:: Action item ::
Across the records, how many lines contain "旧日审判"? Answer with the number alone.
(Exercise data)
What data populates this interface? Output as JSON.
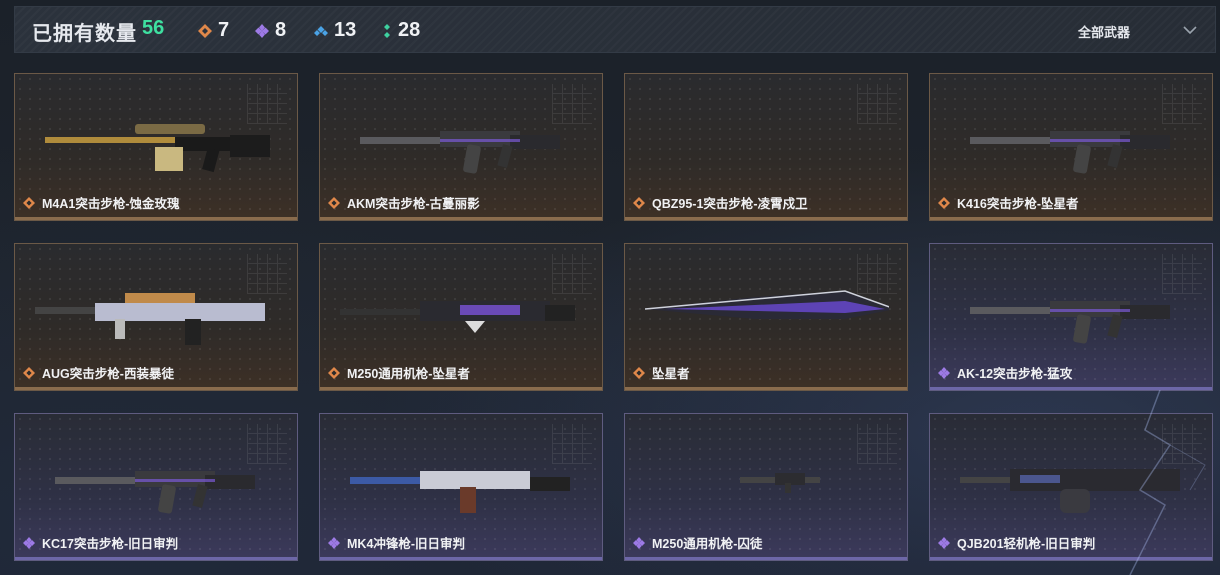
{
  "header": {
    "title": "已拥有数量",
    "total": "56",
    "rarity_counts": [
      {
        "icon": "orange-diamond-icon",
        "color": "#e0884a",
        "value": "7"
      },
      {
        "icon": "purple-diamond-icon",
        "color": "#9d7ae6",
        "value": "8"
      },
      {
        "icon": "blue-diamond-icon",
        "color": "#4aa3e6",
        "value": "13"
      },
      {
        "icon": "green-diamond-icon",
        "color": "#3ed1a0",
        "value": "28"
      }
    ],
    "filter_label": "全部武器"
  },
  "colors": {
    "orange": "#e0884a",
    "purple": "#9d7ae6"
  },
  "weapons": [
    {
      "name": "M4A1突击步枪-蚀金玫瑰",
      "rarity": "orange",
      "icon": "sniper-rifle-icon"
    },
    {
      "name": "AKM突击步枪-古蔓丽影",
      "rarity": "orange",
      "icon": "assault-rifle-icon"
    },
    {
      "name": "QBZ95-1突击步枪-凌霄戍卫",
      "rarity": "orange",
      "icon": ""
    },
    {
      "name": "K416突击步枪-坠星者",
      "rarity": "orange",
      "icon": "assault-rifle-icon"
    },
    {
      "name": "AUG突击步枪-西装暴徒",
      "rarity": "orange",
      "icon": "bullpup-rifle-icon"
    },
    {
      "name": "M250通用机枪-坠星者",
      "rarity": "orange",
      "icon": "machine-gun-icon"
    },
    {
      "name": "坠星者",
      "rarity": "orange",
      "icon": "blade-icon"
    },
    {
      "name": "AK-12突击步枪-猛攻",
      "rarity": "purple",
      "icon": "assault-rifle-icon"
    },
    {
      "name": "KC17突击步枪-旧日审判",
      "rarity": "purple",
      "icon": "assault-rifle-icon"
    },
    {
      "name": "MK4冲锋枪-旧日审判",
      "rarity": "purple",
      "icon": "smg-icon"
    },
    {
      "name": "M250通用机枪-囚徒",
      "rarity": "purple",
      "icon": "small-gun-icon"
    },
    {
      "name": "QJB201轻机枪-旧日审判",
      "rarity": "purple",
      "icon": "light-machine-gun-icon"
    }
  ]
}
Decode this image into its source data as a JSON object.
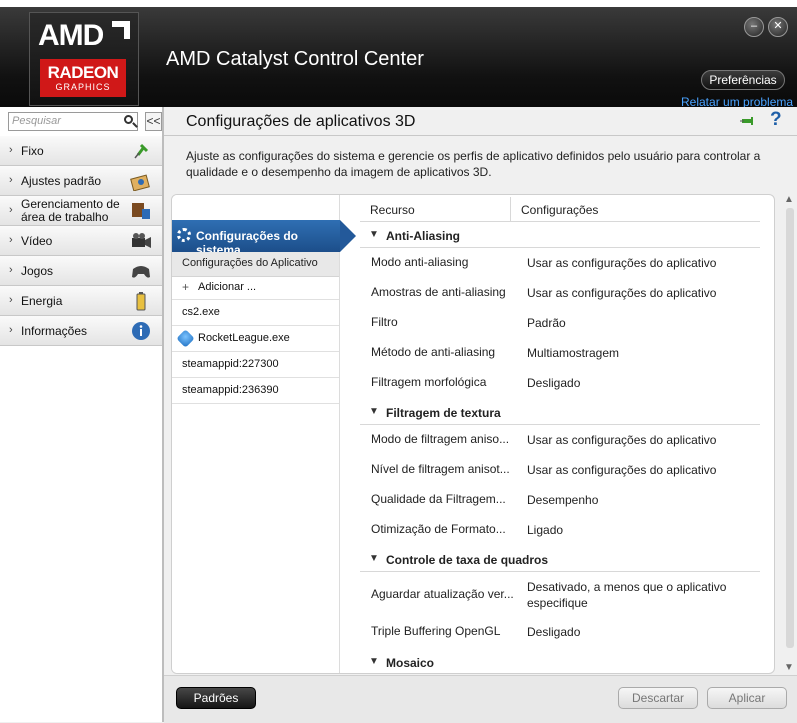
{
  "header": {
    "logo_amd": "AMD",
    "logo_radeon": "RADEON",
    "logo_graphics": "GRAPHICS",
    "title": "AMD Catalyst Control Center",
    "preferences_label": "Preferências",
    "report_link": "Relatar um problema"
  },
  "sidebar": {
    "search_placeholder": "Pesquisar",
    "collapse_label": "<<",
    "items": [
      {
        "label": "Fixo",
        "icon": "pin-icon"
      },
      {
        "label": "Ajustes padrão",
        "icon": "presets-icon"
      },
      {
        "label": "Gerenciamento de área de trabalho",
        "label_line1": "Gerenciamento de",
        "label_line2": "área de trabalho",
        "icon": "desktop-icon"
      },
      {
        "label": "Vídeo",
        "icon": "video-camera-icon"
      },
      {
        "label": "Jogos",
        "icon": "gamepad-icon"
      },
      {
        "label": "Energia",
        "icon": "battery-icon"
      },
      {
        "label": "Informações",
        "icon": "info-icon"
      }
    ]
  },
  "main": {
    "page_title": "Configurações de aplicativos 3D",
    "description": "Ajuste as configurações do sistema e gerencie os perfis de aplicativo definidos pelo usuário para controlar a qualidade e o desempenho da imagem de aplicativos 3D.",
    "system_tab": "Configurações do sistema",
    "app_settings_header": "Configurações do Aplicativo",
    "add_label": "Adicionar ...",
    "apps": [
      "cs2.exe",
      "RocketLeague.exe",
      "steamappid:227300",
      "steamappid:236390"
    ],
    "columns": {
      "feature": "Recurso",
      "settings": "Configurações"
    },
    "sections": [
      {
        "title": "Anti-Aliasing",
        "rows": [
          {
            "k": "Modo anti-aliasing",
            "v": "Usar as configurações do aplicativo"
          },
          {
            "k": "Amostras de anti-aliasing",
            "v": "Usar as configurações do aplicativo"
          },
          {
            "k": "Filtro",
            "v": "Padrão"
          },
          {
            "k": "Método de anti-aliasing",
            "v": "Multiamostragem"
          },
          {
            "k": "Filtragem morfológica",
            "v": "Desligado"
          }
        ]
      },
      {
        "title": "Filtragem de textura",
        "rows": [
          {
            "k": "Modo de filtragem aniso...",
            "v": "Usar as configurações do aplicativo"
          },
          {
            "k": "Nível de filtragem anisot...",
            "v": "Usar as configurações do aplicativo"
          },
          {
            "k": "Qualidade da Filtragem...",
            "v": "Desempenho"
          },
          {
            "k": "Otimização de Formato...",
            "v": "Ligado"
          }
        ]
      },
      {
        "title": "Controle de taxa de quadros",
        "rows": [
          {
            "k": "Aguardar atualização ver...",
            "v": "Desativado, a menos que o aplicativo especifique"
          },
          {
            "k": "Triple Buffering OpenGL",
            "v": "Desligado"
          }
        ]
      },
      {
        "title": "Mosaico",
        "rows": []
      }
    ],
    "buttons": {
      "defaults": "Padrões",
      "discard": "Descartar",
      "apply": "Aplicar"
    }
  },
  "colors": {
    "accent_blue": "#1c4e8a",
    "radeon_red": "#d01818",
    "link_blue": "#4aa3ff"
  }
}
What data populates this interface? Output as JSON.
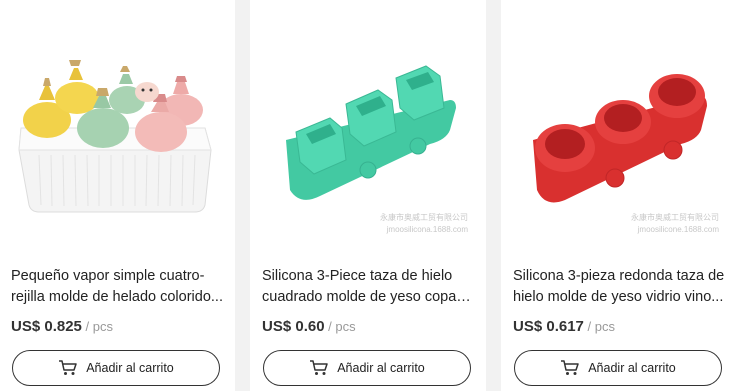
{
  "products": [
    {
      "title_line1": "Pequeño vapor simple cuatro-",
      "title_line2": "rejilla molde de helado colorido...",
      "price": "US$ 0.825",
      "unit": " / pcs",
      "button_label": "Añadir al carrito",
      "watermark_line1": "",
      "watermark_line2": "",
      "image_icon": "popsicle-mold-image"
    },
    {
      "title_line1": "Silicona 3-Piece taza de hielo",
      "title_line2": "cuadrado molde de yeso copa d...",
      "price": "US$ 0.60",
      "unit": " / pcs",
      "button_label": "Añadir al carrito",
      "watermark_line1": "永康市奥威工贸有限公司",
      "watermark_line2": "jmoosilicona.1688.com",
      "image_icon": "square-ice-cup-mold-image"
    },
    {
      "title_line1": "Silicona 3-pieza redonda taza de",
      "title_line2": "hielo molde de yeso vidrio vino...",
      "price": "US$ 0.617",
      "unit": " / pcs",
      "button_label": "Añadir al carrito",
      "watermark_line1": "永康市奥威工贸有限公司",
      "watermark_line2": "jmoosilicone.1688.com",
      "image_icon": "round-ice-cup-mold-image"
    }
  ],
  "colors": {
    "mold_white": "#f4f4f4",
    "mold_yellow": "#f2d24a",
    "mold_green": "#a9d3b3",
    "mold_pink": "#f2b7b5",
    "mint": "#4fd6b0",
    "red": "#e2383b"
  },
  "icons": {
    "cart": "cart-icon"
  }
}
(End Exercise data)
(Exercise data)
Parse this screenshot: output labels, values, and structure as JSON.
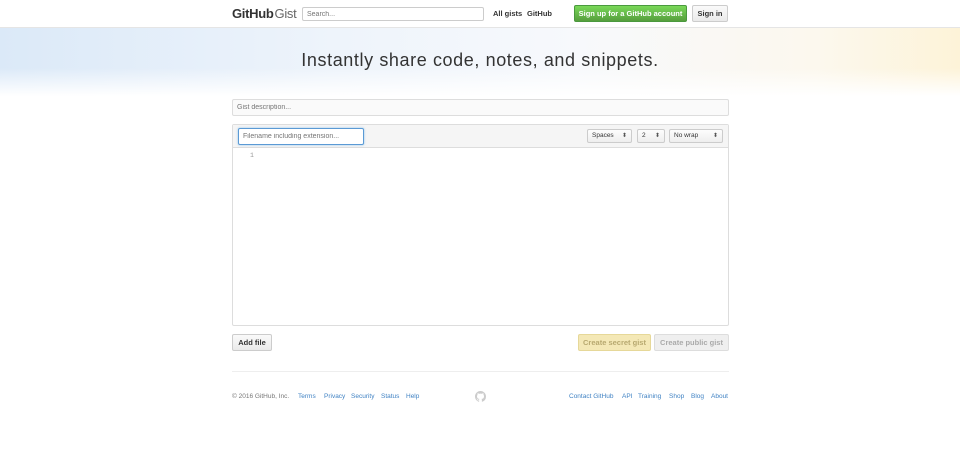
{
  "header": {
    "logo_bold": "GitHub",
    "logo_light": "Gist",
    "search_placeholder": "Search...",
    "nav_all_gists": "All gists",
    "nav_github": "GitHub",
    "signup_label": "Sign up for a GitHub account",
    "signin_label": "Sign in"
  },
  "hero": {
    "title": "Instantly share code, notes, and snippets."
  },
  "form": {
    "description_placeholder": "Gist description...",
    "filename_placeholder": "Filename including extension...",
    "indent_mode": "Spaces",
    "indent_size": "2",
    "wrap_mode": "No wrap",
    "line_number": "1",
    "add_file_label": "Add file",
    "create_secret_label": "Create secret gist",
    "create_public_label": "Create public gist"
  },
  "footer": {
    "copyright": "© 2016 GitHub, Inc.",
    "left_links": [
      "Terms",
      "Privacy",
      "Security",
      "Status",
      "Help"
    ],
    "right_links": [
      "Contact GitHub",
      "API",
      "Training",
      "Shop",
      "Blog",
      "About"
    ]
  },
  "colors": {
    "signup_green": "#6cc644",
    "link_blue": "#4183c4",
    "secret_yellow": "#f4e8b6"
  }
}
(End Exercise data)
:: Written solution ::
3